═════ SOURCE MATERIAL

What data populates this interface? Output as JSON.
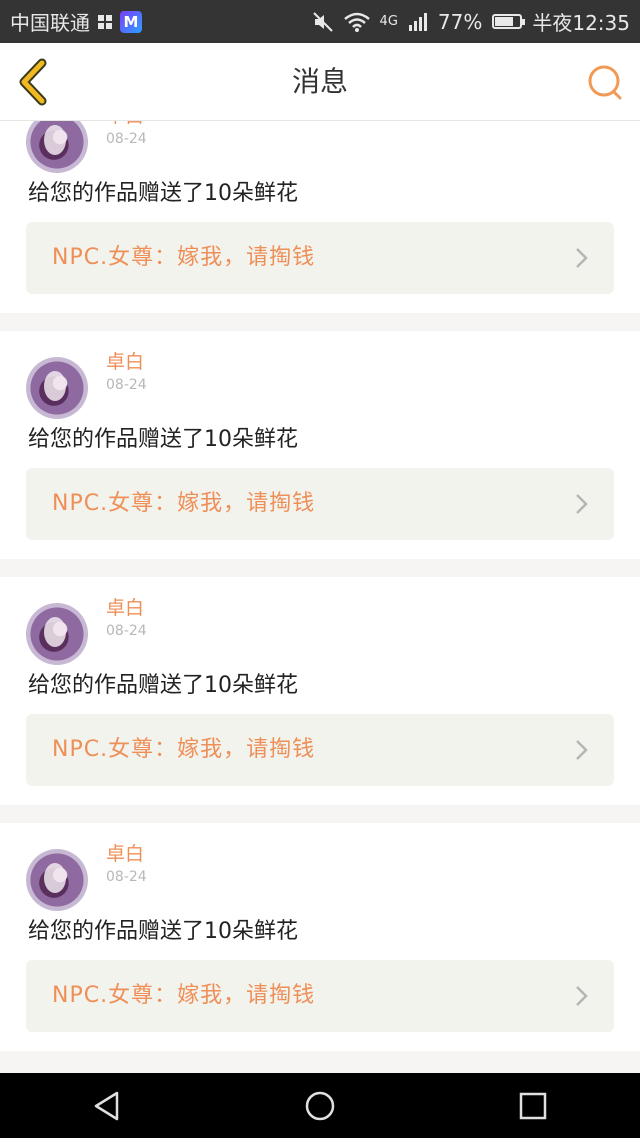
{
  "status_bar": {
    "carrier": "中国联通",
    "network": "4G",
    "battery_percent": "77%",
    "time": "半夜12:35",
    "battery_fill_fraction": 0.77
  },
  "header": {
    "title": "消息"
  },
  "messages": [
    {
      "username": "卓白",
      "date": "08-24",
      "text": "给您的作品赠送了10朵鲜花",
      "quote": "NPC.女尊：嫁我，请掏钱"
    },
    {
      "username": "卓白",
      "date": "08-24",
      "text": "给您的作品赠送了10朵鲜花",
      "quote": "NPC.女尊：嫁我，请掏钱"
    },
    {
      "username": "卓白",
      "date": "08-24",
      "text": "给您的作品赠送了10朵鲜花",
      "quote": "NPC.女尊：嫁我，请掏钱"
    },
    {
      "username": "卓白",
      "date": "08-24",
      "text": "给您的作品赠送了10朵鲜花",
      "quote": "NPC.女尊：嫁我，请掏钱"
    }
  ],
  "colors": {
    "accent": "#ef8f58",
    "back_icon": "#f0b821",
    "quote_bg": "#f3f3ee"
  },
  "icons": [
    "back-arrow-icon",
    "search-icon",
    "chevron-right-icon",
    "nav-back-icon",
    "nav-home-icon",
    "nav-recent-icon"
  ]
}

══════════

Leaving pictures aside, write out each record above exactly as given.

▶ [EXERCISE RESPONSE]
What data populates this interface? Output as JSON.
{
  "status_bar": {
    "carrier": "中国联通",
    "network": "4G",
    "battery_percent": "77%",
    "time": "半夜12:35",
    "battery_fill_fraction": 0.77
  },
  "header": {
    "title": "消息"
  },
  "messages": [
    {
      "username": "卓白",
      "date": "08-24",
      "text": "给您的作品赠送了10朵鲜花",
      "quote": "NPC.女尊：嫁我，请掏钱"
    },
    {
      "username": "卓白",
      "date": "08-24",
      "text": "给您的作品赠送了10朵鲜花",
      "quote": "NPC.女尊：嫁我，请掏钱"
    },
    {
      "username": "卓白",
      "date": "08-24",
      "text": "给您的作品赠送了10朵鲜花",
      "quote": "NPC.女尊：嫁我，请掏钱"
    },
    {
      "username": "卓白",
      "date": "08-24",
      "text": "给您的作品赠送了10朵鲜花",
      "quote": "NPC.女尊：嫁我，请掏钱"
    }
  ],
  "colors": {
    "accent": "#ef8f58",
    "back_icon": "#f0b821",
    "quote_bg": "#f3f3ee"
  },
  "icons": [
    "back-arrow-icon",
    "search-icon",
    "chevron-right-icon",
    "nav-back-icon",
    "nav-home-icon",
    "nav-recent-icon"
  ]
}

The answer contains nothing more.